**Task details:**
A complete copy of the entries, exactly as written, is the expected result.

(Supplied entries)

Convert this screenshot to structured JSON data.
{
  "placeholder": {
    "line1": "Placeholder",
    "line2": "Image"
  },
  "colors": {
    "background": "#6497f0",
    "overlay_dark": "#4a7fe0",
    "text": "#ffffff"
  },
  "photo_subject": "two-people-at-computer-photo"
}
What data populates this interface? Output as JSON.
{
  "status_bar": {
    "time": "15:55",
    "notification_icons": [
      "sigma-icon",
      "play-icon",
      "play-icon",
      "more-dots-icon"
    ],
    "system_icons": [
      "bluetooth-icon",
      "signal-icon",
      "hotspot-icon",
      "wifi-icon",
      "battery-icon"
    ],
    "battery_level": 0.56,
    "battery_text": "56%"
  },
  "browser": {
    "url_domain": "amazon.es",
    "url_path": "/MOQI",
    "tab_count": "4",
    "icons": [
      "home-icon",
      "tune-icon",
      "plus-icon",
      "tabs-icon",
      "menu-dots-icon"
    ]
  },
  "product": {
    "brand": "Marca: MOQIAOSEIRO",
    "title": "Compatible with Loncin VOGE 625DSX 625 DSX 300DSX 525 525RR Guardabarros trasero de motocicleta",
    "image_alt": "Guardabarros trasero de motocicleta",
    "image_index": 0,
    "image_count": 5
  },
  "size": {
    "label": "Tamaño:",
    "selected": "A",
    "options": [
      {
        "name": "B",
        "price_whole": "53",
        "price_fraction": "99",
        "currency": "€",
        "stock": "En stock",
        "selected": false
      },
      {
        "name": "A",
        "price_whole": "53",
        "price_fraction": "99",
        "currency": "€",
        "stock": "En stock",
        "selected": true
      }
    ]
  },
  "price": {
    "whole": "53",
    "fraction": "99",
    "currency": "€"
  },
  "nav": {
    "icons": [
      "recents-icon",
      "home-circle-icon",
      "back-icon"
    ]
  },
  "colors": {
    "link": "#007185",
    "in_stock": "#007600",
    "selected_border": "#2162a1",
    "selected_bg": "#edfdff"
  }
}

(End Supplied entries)

**Output below:**
Convert this screenshot to structured JSON data.
{
  "placeholder": {
    "line1": "Placeholder",
    "line2": "Image"
  },
  "colors": {
    "background": "#6497f0",
    "overlay_dark": "#4a7fe0",
    "text": "#ffffff"
  },
  "photo_subject": "two-people-at-computer-photo"
}
What data populates this interface? Output as JSON.
{
  "status_bar": {
    "time": "15:55",
    "notification_icons": [
      "sigma-icon",
      "play-icon",
      "play-icon",
      "more-dots-icon"
    ],
    "system_icons": [
      "bluetooth-icon",
      "signal-icon",
      "hotspot-icon",
      "wifi-icon",
      "battery-icon"
    ],
    "battery_level": 0.56,
    "battery_text": "56%"
  },
  "browser": {
    "url_domain": "amazon.es",
    "url_path": "/MOQI",
    "tab_count": "4",
    "icons": [
      "home-icon",
      "tune-icon",
      "plus-icon",
      "tabs-icon",
      "menu-dots-icon"
    ]
  },
  "product": {
    "brand": "Marca: MOQIAOSEIRO",
    "title": "Compatible with Loncin VOGE 625DSX 625 DSX 300DSX 525 525RR Guardabarros trasero de motocicleta",
    "image_alt": "Guardabarros trasero de motocicleta",
    "image_index": 0,
    "image_count": 5
  },
  "size": {
    "label": "Tamaño:",
    "selected": "A",
    "options": [
      {
        "name": "B",
        "price_whole": "53",
        "price_fraction": "99",
        "currency": "€",
        "stock": "En stock",
        "selected": false
      },
      {
        "name": "A",
        "price_whole": "53",
        "price_fraction": "99",
        "currency": "€",
        "stock": "En stock",
        "selected": true
      }
    ]
  },
  "price": {
    "whole": "53",
    "fraction": "99",
    "currency": "€"
  },
  "nav": {
    "icons": [
      "recents-icon",
      "home-circle-icon",
      "back-icon"
    ]
  },
  "colors": {
    "link": "#007185",
    "in_stock": "#007600",
    "selected_border": "#2162a1",
    "selected_bg": "#edfdff"
  }
}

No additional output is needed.